4. The State of Wyoming has not promulgated a state investment adviser registration requirement; therefore all Wyoming-based investment advisers are required to register under the Advisers Act with the SEC via the IARD. See 65 FR 57438, 57445 (Sept. 22, 2000).Back to Citation
5. See sec. 308(b)(1) of Title III of NSMIA and Act of November 10, 1997, Sec. 1, Pub. L. 105-72, 111 Stat. 1457.Back to Citation
6. Pub. L. 105-72 provided that a fiduciary shall be treated as meeting the requirement for filing a copy of the required state registration form with the Secretary if a copy of the form (or substantially similar information) is available to the Secretary from a centralized electronic or other record-keeping database. See Act of November 10, 1997, Sec. 1(b), Pub. L. 105-72, 111 Stat. 1457.Back to Citation
7. The comments received in response to the proposed regulation are available for inspection by the public in the Department's Public Disclosure Room, 200 Constitution Avenue, NW., N-1513, Washington, DC 20210.Back to Citation
8. The comment from the organization whose membership is comprised of securities regulators from the States (including the District of Columbia and Puerto Rico), Canada and Mexico also suggested that, in addition to referencing SEC's Web site at http://www.sec.gov/iard, the regulation should include a reference to IARD materials on its website and on NASD's information Website dedicated to the IARD. The Department modeled its website reference on the Website reference in the SEC's regulation at 17 CFR 275.203-1. Referencing multiple governmental and non-governmental websites in the regulation may lead to confusion and require the Department to monitor multiple websites and update the regulation in the event website addresses change. The Department also notes that the NASAA and NASD Websites are included as links on the SEC site that is referenced in the regulation. Accordingly, the Department decided not to adopt the suggestion to add additional websites references to the regulatory text.Back to Citation

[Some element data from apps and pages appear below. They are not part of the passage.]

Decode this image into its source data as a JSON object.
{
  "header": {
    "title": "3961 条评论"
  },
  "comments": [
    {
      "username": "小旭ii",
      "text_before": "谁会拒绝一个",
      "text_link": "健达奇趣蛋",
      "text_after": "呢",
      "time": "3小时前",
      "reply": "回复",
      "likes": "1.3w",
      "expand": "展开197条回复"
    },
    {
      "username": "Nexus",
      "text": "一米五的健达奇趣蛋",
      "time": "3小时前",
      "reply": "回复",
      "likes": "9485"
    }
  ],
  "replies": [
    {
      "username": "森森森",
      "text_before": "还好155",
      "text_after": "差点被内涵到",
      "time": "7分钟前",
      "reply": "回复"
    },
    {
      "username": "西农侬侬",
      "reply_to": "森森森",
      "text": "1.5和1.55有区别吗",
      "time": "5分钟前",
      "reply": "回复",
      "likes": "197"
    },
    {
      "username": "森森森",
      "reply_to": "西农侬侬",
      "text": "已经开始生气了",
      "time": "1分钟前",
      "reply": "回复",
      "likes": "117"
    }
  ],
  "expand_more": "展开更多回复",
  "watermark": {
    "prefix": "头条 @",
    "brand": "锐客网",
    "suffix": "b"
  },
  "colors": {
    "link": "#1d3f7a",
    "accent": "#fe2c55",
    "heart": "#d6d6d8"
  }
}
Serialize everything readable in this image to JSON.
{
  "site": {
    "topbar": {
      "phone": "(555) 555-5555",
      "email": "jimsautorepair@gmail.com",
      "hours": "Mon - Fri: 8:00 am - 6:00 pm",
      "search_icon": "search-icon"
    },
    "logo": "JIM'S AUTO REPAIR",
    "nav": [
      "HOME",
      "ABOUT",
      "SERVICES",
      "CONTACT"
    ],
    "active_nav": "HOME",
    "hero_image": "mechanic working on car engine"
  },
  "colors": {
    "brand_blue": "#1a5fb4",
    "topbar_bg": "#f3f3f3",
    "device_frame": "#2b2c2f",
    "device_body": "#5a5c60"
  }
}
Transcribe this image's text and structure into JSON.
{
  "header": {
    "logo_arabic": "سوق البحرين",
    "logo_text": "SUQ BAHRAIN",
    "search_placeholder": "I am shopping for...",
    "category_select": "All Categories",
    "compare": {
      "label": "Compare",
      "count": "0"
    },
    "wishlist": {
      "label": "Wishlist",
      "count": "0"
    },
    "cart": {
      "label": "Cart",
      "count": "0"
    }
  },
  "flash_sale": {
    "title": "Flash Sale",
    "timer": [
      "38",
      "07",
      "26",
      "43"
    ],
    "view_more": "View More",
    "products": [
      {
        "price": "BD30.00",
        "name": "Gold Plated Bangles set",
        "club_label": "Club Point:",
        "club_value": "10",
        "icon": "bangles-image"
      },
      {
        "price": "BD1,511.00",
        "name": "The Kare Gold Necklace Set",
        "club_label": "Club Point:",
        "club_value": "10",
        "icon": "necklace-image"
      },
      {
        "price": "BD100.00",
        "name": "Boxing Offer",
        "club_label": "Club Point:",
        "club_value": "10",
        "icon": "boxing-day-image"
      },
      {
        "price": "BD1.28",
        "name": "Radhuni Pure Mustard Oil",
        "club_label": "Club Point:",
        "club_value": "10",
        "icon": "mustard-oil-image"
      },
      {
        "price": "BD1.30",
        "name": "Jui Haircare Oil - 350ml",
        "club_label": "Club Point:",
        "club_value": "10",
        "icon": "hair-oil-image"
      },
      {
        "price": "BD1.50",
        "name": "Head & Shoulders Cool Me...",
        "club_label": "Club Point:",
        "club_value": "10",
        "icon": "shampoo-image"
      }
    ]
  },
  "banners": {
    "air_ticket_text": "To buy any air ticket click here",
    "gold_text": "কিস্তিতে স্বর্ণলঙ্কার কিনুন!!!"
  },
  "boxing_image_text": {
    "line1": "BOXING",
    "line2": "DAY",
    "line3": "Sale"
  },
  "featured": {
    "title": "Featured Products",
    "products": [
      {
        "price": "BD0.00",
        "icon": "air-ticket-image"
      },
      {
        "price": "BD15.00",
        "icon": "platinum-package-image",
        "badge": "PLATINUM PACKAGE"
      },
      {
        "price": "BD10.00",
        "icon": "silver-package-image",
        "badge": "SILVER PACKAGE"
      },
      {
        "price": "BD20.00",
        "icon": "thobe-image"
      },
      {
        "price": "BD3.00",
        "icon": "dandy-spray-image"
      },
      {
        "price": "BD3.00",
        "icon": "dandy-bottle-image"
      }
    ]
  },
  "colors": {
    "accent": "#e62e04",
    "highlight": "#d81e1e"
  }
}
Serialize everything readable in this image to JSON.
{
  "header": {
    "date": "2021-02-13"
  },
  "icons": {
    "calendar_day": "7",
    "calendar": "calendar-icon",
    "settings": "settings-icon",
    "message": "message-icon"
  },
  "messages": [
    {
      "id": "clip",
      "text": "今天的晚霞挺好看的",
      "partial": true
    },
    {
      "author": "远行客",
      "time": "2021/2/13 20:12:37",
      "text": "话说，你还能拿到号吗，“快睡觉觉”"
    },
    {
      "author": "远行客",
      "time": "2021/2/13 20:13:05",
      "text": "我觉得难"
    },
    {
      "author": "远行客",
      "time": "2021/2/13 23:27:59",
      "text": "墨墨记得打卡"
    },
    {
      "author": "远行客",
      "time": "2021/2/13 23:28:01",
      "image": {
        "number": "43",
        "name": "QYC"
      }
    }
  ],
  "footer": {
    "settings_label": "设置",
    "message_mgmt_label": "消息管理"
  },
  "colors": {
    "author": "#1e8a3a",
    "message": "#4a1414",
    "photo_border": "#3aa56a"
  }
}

9. For prior periods, the Department effectively supplemented the relevant FR-6 and FR-7 provisions by, as noted above, its announcement on January 14, 1998, that a state-registered investment adviser seeking to meet the filing obligations with the Secretary of Labor described in section 3(38)(B)(ii) of ERISA must file a copy of its most recent state registration form for the state in which it maintains its principal office and place of business with the Department prior to November 10, 1998, and thereafter file with the Department copies of any subsequent filings with that state. Further, the Department provided in the proposed regulation published on December 9, 2003 that, until publication of a final rule, state-registered investment advisers seeking to obtain or maintain investment manager status under Title I of ERISA could rely on the proposed regulation to meet the filing obligations with the Secretary of Labor described in section 3(38)(B)(ii) of ERISA.Back to Citation
10. Several exceptions were observed; in those cases, the adviser submitted a copy of the state's action on their registration, such as a license or approval form, rather than the registration form itself. In each case, other advisers' filings for the same state were examined to confirm that the state did accept Form ADV filings.Back to Citation
11. California, Florida, Kentucky, South Carolina, and West Virginia at the time of this writing.Back to Citation
12. Such fees are used here as a proxy only; the fees do not pertain specifically to electronic set-up or transmission.Back to Citation
[FR Doc. 04-19089 Filed 8-23-04; 8:45 am]
BILLING CODE 4510-29-P